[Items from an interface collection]
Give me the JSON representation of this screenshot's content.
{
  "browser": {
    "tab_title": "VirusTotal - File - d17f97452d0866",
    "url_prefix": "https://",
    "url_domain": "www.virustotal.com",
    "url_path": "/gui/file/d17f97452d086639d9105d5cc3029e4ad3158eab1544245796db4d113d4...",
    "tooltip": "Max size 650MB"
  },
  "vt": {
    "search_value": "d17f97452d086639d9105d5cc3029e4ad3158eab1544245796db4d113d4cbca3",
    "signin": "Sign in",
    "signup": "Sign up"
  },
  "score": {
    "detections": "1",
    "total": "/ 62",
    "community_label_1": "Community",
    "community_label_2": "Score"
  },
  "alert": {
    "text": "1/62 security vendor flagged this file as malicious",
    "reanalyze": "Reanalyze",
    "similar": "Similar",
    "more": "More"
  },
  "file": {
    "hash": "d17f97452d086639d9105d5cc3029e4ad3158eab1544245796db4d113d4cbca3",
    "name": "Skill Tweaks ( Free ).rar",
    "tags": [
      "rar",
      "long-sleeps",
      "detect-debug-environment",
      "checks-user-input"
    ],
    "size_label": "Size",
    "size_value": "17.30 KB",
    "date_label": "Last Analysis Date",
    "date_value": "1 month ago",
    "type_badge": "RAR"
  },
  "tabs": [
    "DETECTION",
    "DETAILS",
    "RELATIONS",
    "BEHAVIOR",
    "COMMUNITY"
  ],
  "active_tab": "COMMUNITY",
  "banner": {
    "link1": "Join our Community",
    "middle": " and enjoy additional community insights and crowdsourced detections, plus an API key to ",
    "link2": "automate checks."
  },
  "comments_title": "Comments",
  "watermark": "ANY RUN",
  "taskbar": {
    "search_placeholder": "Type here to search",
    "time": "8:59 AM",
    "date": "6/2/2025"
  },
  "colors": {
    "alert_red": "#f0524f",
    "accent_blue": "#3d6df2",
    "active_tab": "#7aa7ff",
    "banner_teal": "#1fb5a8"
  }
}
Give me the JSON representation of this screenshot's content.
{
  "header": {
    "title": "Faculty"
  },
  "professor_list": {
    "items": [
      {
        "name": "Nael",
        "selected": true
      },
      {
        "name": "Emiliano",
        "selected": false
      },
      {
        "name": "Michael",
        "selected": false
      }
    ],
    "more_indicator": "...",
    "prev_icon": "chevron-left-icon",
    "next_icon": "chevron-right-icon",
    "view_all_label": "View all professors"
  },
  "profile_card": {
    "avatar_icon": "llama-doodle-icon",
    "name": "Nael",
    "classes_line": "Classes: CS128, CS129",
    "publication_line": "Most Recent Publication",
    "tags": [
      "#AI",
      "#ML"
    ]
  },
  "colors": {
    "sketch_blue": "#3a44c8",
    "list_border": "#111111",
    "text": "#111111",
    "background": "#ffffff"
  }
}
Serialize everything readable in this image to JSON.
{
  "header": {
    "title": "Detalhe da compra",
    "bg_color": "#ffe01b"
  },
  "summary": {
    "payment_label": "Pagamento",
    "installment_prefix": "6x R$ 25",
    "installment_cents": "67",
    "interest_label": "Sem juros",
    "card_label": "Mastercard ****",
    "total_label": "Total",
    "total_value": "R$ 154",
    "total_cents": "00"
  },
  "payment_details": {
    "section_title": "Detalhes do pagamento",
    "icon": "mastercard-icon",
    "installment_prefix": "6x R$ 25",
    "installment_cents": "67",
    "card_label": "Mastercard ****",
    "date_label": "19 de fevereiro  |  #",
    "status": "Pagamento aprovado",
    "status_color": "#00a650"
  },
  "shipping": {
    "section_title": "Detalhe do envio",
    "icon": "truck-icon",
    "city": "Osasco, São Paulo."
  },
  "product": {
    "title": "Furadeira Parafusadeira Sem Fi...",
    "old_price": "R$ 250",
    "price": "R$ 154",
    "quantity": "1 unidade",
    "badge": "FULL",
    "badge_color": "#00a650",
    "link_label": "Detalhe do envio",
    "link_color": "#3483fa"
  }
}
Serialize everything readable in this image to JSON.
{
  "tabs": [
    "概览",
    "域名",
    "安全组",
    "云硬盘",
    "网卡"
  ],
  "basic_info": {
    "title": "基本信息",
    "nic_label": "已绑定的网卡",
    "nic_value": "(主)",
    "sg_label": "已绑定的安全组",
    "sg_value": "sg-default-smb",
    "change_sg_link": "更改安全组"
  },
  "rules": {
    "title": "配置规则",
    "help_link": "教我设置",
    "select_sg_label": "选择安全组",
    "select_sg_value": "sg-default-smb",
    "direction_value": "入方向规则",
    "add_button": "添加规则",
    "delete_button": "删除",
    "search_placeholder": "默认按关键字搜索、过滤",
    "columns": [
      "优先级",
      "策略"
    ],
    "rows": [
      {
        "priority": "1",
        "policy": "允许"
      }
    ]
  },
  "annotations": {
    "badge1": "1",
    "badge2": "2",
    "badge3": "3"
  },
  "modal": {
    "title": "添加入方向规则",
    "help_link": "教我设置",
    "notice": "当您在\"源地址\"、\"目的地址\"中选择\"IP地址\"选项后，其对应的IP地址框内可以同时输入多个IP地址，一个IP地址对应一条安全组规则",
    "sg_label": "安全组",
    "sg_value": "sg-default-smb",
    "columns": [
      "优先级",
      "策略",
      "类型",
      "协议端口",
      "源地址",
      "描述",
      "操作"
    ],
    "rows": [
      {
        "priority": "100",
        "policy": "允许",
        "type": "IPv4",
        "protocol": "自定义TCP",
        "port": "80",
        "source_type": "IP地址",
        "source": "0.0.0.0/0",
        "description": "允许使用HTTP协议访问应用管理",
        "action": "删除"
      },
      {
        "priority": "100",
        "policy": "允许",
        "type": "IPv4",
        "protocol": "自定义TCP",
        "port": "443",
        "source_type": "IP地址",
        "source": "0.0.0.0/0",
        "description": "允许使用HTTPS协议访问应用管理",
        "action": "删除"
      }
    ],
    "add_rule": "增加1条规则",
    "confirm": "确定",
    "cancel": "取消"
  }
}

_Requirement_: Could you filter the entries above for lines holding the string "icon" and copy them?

_Solution for this task_:
    "prev_icon": "chevron-left-icon",
    "next_icon": "chevron-right-icon",
    "avatar_icon": "llama-doodle-icon",
    "icon": "mastercard-icon",
    "icon": "truck-icon",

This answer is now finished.